- **Exercise details**
Reproduce every record below exactly as written, but leave out any pictures.

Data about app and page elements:
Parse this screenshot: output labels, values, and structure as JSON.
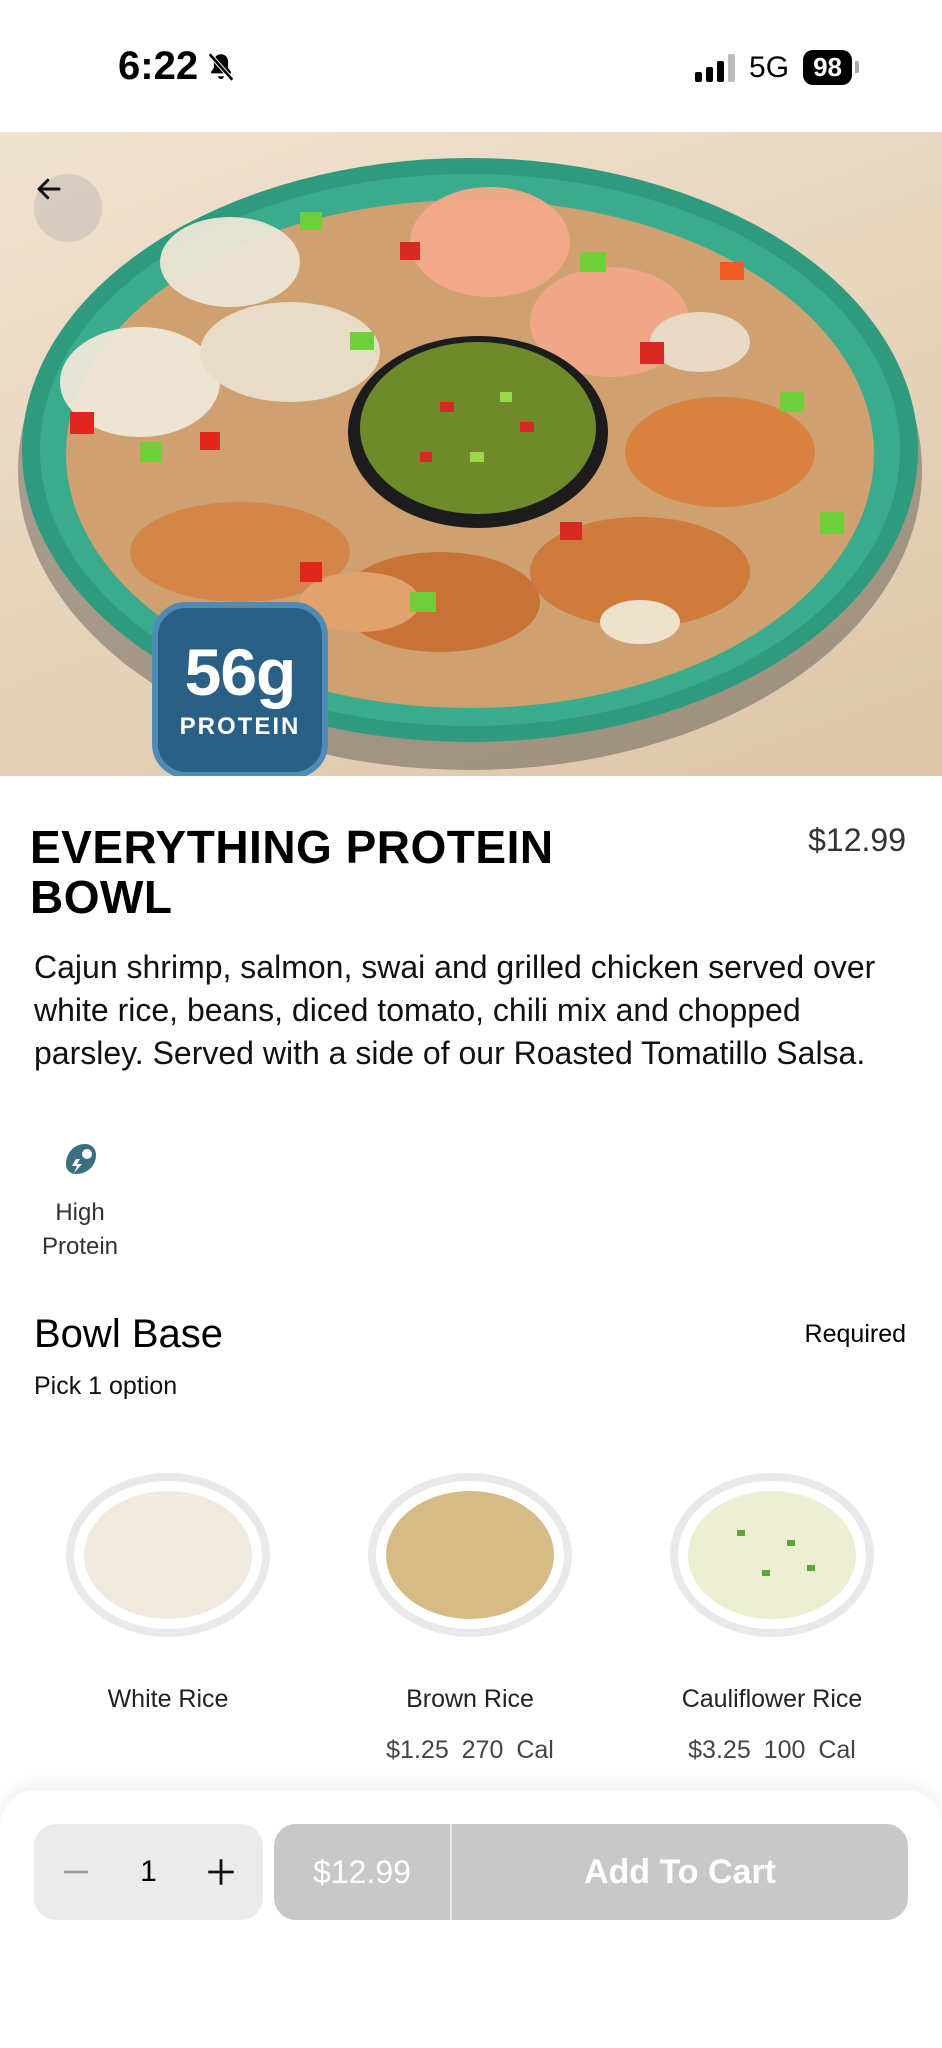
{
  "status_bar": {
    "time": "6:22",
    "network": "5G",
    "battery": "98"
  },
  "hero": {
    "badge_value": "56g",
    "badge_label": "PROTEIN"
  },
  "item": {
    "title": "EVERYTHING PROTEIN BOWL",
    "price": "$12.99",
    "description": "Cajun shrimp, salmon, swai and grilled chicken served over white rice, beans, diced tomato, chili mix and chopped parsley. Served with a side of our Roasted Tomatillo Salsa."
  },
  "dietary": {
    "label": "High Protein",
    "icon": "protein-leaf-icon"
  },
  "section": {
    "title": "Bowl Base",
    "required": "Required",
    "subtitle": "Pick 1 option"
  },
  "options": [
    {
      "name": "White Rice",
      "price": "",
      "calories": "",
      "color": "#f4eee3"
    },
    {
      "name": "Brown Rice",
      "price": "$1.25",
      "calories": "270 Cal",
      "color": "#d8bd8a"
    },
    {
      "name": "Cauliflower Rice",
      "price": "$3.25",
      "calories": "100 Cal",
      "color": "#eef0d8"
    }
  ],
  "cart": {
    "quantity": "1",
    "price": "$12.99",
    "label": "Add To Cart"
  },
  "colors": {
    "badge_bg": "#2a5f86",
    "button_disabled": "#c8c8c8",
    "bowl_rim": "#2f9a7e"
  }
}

- **Exercise answer**
Parse this screenshot: output labels, values, and structure as JSON.
{
  "status_bar": {
    "time": "6:22",
    "network": "5G",
    "battery": "98"
  },
  "hero": {
    "badge_value": "56g",
    "badge_label": "PROTEIN"
  },
  "item": {
    "title": "EVERYTHING PROTEIN BOWL",
    "price": "$12.99",
    "description": "Cajun shrimp, salmon, swai and grilled chicken served over white rice, beans, diced tomato, chili mix and chopped parsley. Served with a side of our Roasted Tomatillo Salsa."
  },
  "dietary": {
    "label": "High Protein",
    "icon": "protein-leaf-icon"
  },
  "section": {
    "title": "Bowl Base",
    "required": "Required",
    "subtitle": "Pick 1 option"
  },
  "options": [
    {
      "name": "White Rice",
      "price": "",
      "calories": "",
      "color": "#f4eee3"
    },
    {
      "name": "Brown Rice",
      "price": "$1.25",
      "calories": "270 Cal",
      "color": "#d8bd8a"
    },
    {
      "name": "Cauliflower Rice",
      "price": "$3.25",
      "calories": "100 Cal",
      "color": "#eef0d8"
    }
  ],
  "cart": {
    "quantity": "1",
    "price": "$12.99",
    "label": "Add To Cart"
  },
  "colors": {
    "badge_bg": "#2a5f86",
    "button_disabled": "#c8c8c8",
    "bowl_rim": "#2f9a7e"
  }
}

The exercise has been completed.